In the next update to Windows, D3D12 will be adding two new flags to the D3D12_HEAP_FLAG enumeration. These new flags are “impermanent” properties, which don’t affect the resulting memory itself, but rather the way in which it’s allocated.
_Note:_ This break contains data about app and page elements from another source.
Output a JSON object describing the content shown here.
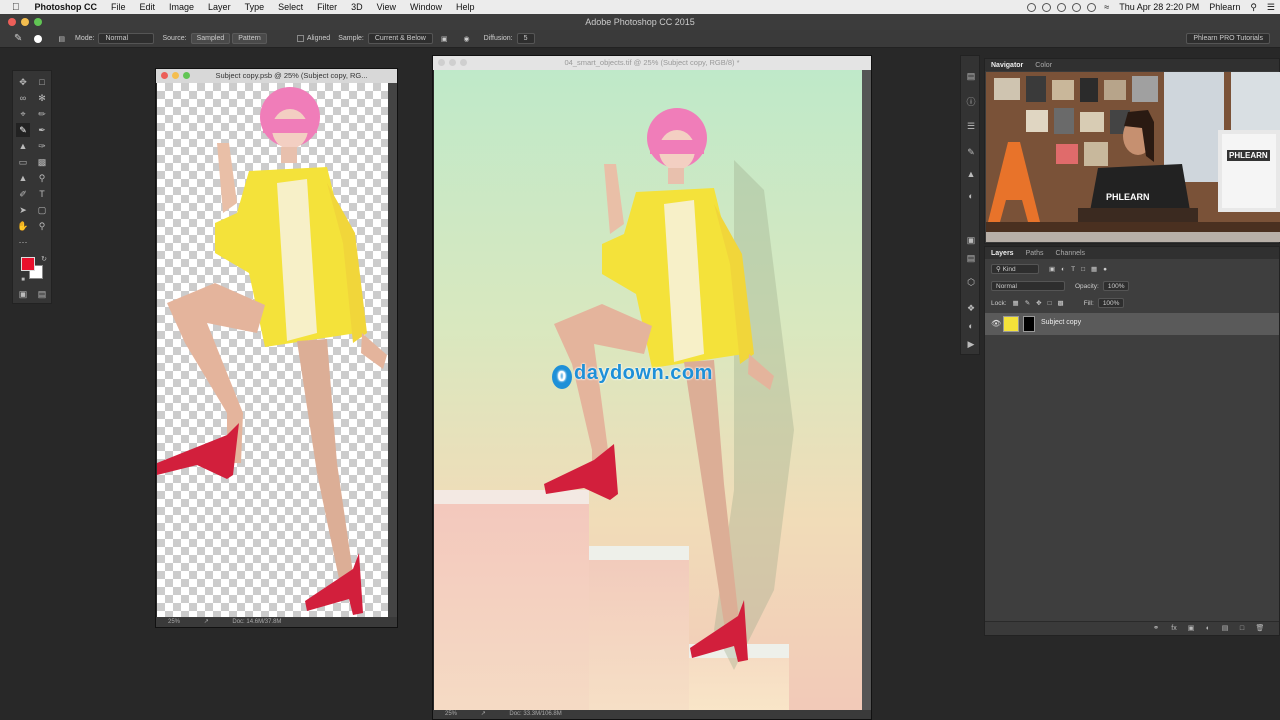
{
  "menubar": {
    "app": "Photoshop CC",
    "items": [
      "File",
      "Edit",
      "Image",
      "Layer",
      "Type",
      "Select",
      "Filter",
      "3D",
      "View",
      "Window",
      "Help"
    ],
    "clock": "Thu Apr 28  2:20 PM",
    "user": "Phlearn"
  },
  "window_title": "Adobe Photoshop CC 2015",
  "options": {
    "mode_label": "Mode:",
    "mode_value": "Normal",
    "source_label": "Source:",
    "source_sampled": "Sampled",
    "source_pattern": "Pattern",
    "aligned_label": "Aligned",
    "sample_label": "Sample:",
    "sample_value": "Current & Below",
    "diffusion_label": "Diffusion:",
    "diffusion_value": "5",
    "workspace": "Phlearn PRO Tutorials"
  },
  "colors": {
    "foreground": "#e8102c",
    "background": "#ffffff"
  },
  "doc1": {
    "title": "Subject copy.psb @ 25% (Subject copy, RG...",
    "zoom": "25%",
    "doc_size": "Doc: 14.6M/37.8M"
  },
  "doc2": {
    "title": "04_smart_objects.tif @ 25% (Subject copy, RGB/8) *",
    "zoom": "25%",
    "doc_size": "Doc: 33.3M/106.8M"
  },
  "watermark": {
    "text": "daydown.com",
    "badge": "0"
  },
  "navigator": {
    "tab_navigator": "Navigator",
    "tab_color": "Color",
    "shirt_text": "PHLEARN",
    "monitor_text": "PHLEARN"
  },
  "layers": {
    "tabs": [
      "Layers",
      "Paths",
      "Channels"
    ],
    "filter_kind": "Kind",
    "blend_mode": "Normal",
    "opacity_label": "Opacity:",
    "opacity_value": "100%",
    "lock_label": "Lock:",
    "fill_label": "Fill:",
    "fill_value": "100%",
    "layer_name": "Subject copy"
  }
}
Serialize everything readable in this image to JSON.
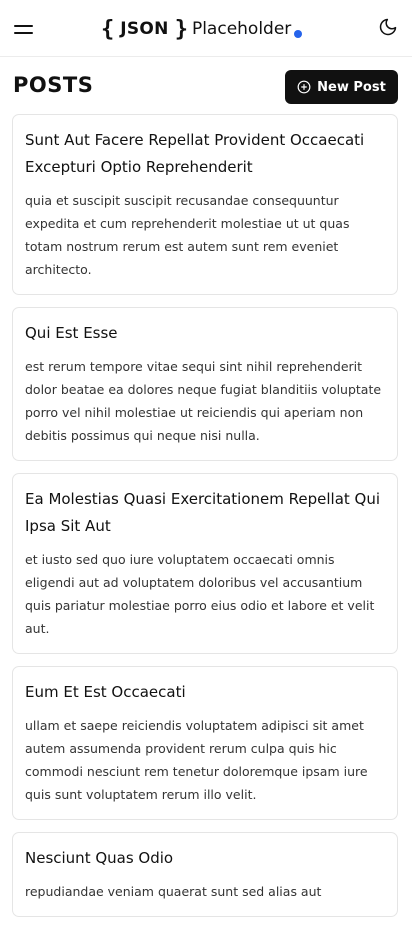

This gives app developers more control and flexibility.
It’s been quite a while since we last talked about D3D11On12, which enables incremental porting of an application from D3D11 to D3D12 by allowing developers to use D3D11 interfaces and objects to drive the D3D12 API. Since that time, there’s been quite a few changes, and I’d like to touch upon some things that you can expect when you use